## Exercise
Retype each line below precisely and omit all images.

***** Provided records

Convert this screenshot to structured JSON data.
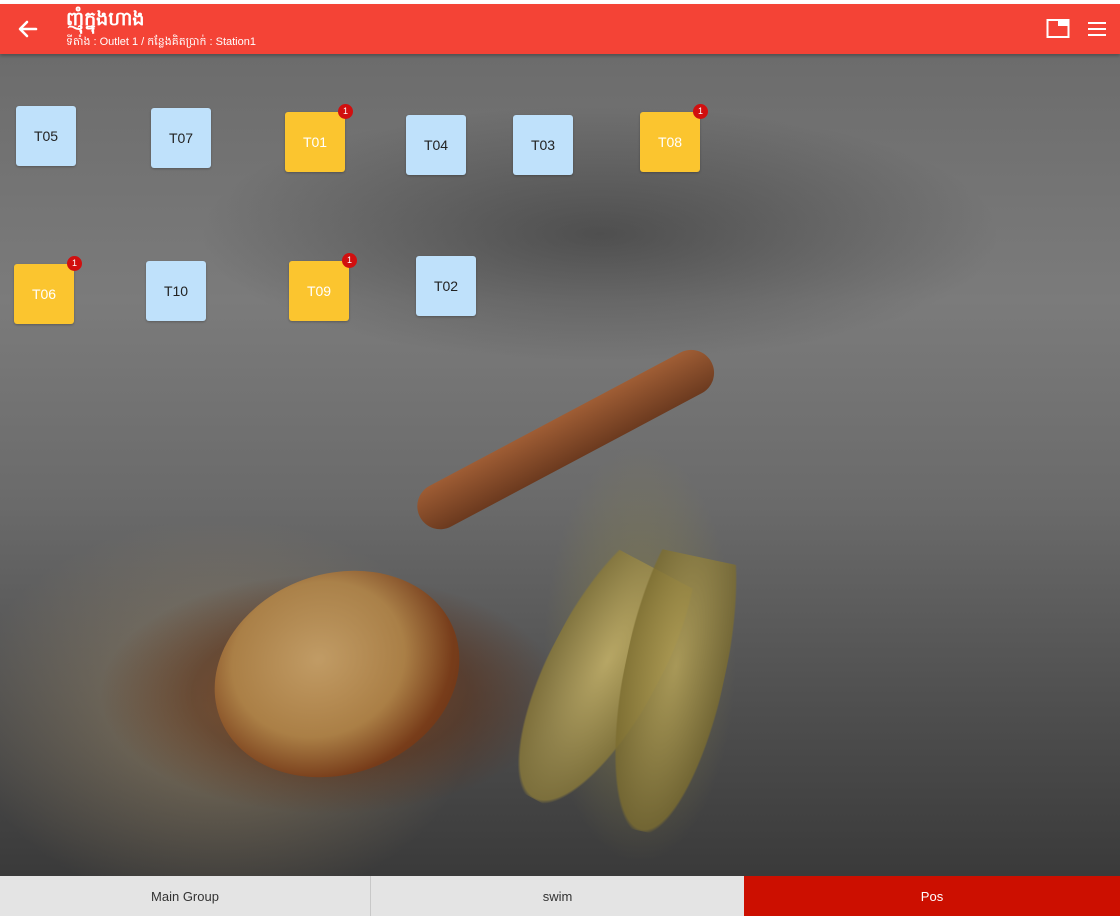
{
  "header": {
    "title": "ញុំក្នុងហាង",
    "subtitle": "ទីតាំង : Outlet 1 / កន្លែងគិតប្រាក់ : Station1",
    "accent_color": "#f44336",
    "icons": {
      "back": "arrow-left-icon",
      "window": "window-icon",
      "menu": "hamburger-menu-icon"
    }
  },
  "tables": [
    {
      "label": "T05",
      "status": "free"
    },
    {
      "label": "T07",
      "status": "free"
    },
    {
      "label": "T01",
      "status": "occupied",
      "badge": "1"
    },
    {
      "label": "T04",
      "status": "free"
    },
    {
      "label": "T03",
      "status": "free"
    },
    {
      "label": "T08",
      "status": "occupied",
      "badge": "1"
    },
    {
      "label": "T06",
      "status": "occupied",
      "badge": "1"
    },
    {
      "label": "T10",
      "status": "free"
    },
    {
      "label": "T09",
      "status": "occupied",
      "badge": "1"
    },
    {
      "label": "T02",
      "status": "free"
    }
  ],
  "colors": {
    "free_table": "#bfe1fb",
    "occupied_table": "#fbc52f",
    "badge": "#d10f0f",
    "active_tab": "#cc0f00"
  },
  "bottom_tabs": [
    {
      "label": "Main Group",
      "active": false
    },
    {
      "label": "swim",
      "active": false
    },
    {
      "label": "Pos",
      "active": true
    }
  ]
}
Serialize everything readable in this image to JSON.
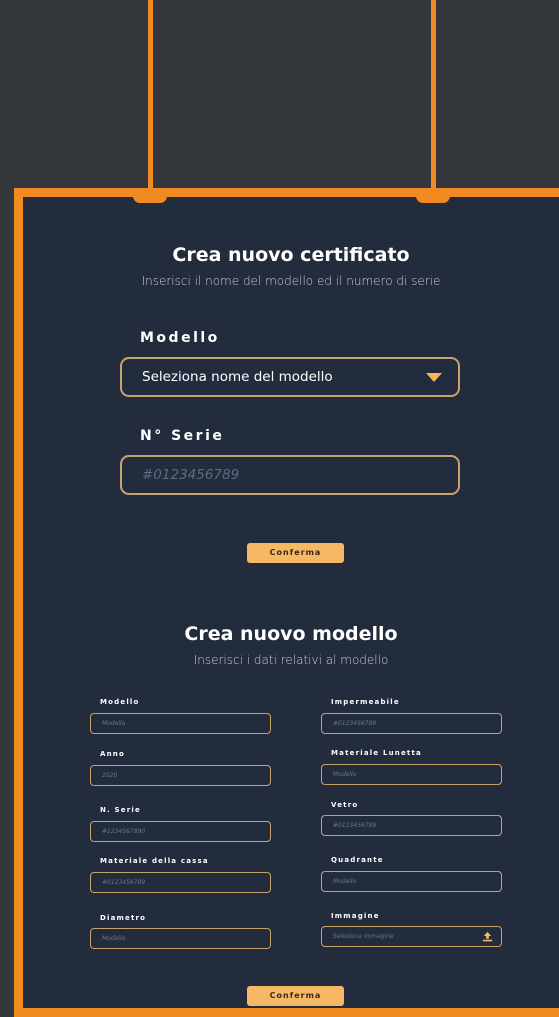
{
  "certificate": {
    "title": "Crea nuovo certificato",
    "subtitle": "Inserisci il nome del modello ed il numero di serie",
    "model_label": "Modello",
    "model_select": "Seleziona nome del modello",
    "serial_label": "N° Serie",
    "serial_placeholder": "#0123456789",
    "confirm": "Conferma"
  },
  "model": {
    "title": "Crea nuovo modello",
    "subtitle": "Inserisci i dati relativi al modello",
    "left_fields": [
      {
        "label": "Modello",
        "placeholder": "Modello"
      },
      {
        "label": "Anno",
        "placeholder": "2020"
      },
      {
        "label": "N. Serie",
        "placeholder": "#1234567890"
      },
      {
        "label": "Materiale della cassa",
        "placeholder": "#0123456789"
      },
      {
        "label": "Diametro",
        "placeholder": "Modello"
      }
    ],
    "right_fields": [
      {
        "label": "Impermeabile",
        "placeholder": "#0123456789"
      },
      {
        "label": "Materiale Lunetta",
        "placeholder": "Modello"
      },
      {
        "label": "Vetro",
        "placeholder": "#0123456789"
      },
      {
        "label": "Quadrante",
        "placeholder": "Modello"
      },
      {
        "label": "Immagine",
        "placeholder": "Seleziona immagine"
      }
    ],
    "confirm": "Conferma"
  },
  "colors": {
    "accent": "#f28a22",
    "panel": "#232c3d",
    "background": "#33363a",
    "button": "#f7b865",
    "field_border": "#c9a46a"
  },
  "icons": {
    "dropdown": "chevron-down-icon",
    "upload": "upload-icon"
  }
}
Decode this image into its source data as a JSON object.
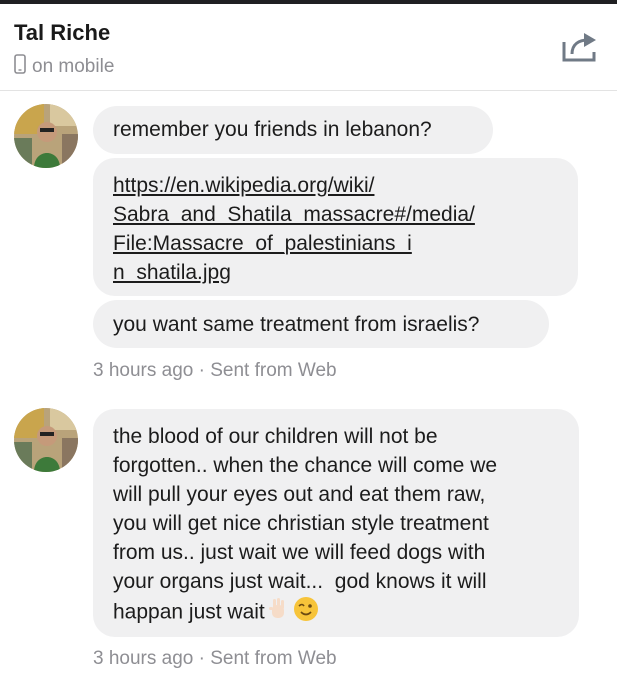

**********

## Final answer
Convert this screenshot to structured JSON data.
{
  "header": {
    "title": "ញុំក្នុងហាង",
    "subtitle": "ទីតាំង : Outlet 1 / កន្លែងគិតប្រាក់ : Station1",
    "accent_color": "#f44336",
    "icons": {
      "back": "arrow-left-icon",
      "window": "window-icon",
      "menu": "hamburger-menu-icon"
    }
  },
  "tables": [
    {
      "label": "T05",
      "status": "free"
    },
    {
      "label": "T07",
      "status": "free"
    },
    {
      "label": "T01",
      "status": "occupied",
      "badge": "1"
    },
    {
      "label": "T04",
      "status": "free"
    },
    {
      "label": "T03",
      "status": "free"
    },
    {
      "label": "T08",
      "status": "occupied",
      "badge": "1"
    },
    {
      "label": "T06",
      "status": "occupied",
      "badge": "1"
    },
    {
      "label": "T10",
      "status": "free"
    },
    {
      "label": "T09",
      "status": "occupied",
      "badge": "1"
    },
    {
      "label": "T02",
      "status": "free"
    }
  ],
  "colors": {
    "free_table": "#bfe1fb",
    "occupied_table": "#fbc52f",
    "badge": "#d10f0f",
    "active_tab": "#cc0f00"
  },
  "bottom_tabs": [
    {
      "label": "Main Group",
      "active": false
    },
    {
      "label": "swim",
      "active": false
    },
    {
      "label": "Pos",
      "active": true
    }
  ]
}
Serialize everything readable in this image to JSON.
{
  "certificate": {
    "title": "Crea nuovo certificato",
    "subtitle": "Inserisci il nome del modello ed il numero di serie",
    "model_label": "Modello",
    "model_select": "Seleziona nome del modello",
    "serial_label": "N° Serie",
    "serial_placeholder": "#0123456789",
    "confirm": "Conferma"
  },
  "model": {
    "title": "Crea nuovo modello",
    "subtitle": "Inserisci i dati relativi al modello",
    "left_fields": [
      {
        "label": "Modello",
        "placeholder": "Modello"
      },
      {
        "label": "Anno",
        "placeholder": "2020"
      },
      {
        "label": "N. Serie",
        "placeholder": "#1234567890"
      },
      {
        "label": "Materiale della cassa",
        "placeholder": "#0123456789"
      },
      {
        "label": "Diametro",
        "placeholder": "Modello"
      }
    ],
    "right_fields": [
      {
        "label": "Impermeabile",
        "placeholder": "#0123456789"
      },
      {
        "label": "Materiale Lunetta",
        "placeholder": "Modello"
      },
      {
        "label": "Vetro",
        "placeholder": "#0123456789"
      },
      {
        "label": "Quadrante",
        "placeholder": "Modello"
      },
      {
        "label": "Immagine",
        "placeholder": "Seleziona immagine"
      }
    ],
    "confirm": "Conferma"
  },
  "colors": {
    "accent": "#f28a22",
    "panel": "#232c3d",
    "background": "#33363a",
    "button": "#f7b865",
    "field_border": "#c9a46a"
  },
  "icons": {
    "dropdown": "chevron-down-icon",
    "upload": "upload-icon"
  }
}
Decode this image into its source data as a JSON object.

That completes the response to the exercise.